“It’s pretty clear Democrats and the president have some problems with blue-collar voters, at least blue-collar White voters,” said Democratic strategist Brad Bannon. “The very fact that he has issues with blue-collar voters is a good reason to go there and talk about blue-collar issues like jobs and pensions.”
But the president has significant ground to recover as Americans’ economic fears grow and as his poll numbers sink.
Critics have blasted the administration’s domestic spending agenda, including the $1.9 trillion legislation that included the pension assistance program that Mr. Biden unveiled on Wednesday, as a key driver behind inflation.
Mr. Biden has scrambled to control skyrocketing gas prices by pressuring Congress and the states to temporarily suspend gas taxes. He has also accused oil companies of profiteering with outsized price hikes at the pump as Americans hit the road for the summer driving season.
Congress has yet to act on the president’s proposal on the gas tax, but after reaching record highs last month world gas prices are on the decline in recent days.
The White House has also touted what it says is a strong labor market — the U.S. unemployment rate was just 3.6% in June and Ohio’s was only slightly higher at 3.9% — as a sign that Mr. Biden‘s economic policies are having a positive effect.
But there seems little chance Democrats will be able to sidestep voter anger over inflation in upcoming elections, especially when it comes to lower-wage workers who are feeling the pinch.
“If [inflation] continues to rise, as it has been, that’s obviously a big problem for the president and Democrats,” Mr. Bannon said. “If it’s down significantly between now and Election Day, I think the other aspects of the president’s economic success will come more into play.”
Mr. Biden on Wednesday almost pleaded with Ohio voters to stick with the Democrats, in a state where the party thinks it has a chance of winning the open seat held by retiring Republican Sen. Rob Portman.
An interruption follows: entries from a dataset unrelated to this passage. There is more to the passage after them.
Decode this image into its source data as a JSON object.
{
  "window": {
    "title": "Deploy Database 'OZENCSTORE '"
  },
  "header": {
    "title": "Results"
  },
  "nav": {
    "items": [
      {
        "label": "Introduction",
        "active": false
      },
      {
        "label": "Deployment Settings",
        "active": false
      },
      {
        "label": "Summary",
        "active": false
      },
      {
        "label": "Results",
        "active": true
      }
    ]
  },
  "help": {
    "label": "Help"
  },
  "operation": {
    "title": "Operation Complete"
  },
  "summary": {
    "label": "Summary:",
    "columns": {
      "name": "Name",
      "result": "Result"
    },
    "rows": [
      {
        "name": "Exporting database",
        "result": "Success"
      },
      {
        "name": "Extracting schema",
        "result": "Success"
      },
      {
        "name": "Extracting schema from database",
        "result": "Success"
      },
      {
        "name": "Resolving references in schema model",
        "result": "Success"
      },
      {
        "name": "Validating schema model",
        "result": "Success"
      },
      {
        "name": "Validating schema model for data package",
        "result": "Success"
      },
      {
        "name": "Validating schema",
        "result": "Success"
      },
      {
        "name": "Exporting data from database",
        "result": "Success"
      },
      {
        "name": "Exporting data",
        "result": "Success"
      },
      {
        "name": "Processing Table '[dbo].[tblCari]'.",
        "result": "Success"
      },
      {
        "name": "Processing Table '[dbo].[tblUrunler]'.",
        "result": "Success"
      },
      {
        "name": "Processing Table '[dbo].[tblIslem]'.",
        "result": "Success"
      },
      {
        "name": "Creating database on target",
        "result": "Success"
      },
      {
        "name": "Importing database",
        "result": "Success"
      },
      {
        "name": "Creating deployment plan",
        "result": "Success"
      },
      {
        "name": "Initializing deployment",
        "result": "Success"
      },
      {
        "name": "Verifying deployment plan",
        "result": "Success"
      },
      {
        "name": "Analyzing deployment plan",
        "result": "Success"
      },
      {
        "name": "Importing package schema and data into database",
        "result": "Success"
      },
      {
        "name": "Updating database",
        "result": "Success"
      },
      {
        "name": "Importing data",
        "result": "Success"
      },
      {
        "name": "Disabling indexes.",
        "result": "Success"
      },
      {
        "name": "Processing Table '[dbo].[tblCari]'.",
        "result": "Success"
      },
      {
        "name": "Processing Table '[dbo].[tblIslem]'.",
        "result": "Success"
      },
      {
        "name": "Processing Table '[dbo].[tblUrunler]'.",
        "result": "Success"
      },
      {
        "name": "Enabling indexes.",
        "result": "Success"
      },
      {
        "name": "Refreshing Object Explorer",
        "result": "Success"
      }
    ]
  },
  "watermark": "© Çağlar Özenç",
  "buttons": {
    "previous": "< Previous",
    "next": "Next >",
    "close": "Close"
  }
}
He warned of what he said were Republican plans to cut social programs and raise taxes on the middle class, and blamed the GOP for standing in the way as Democrats fight to lower costs for the middle class.
“Now I’m fighting like hell to lower costs on things we talked about around your kitchen table,” he said. “That’s why elections have consequences. That’s why they matter.”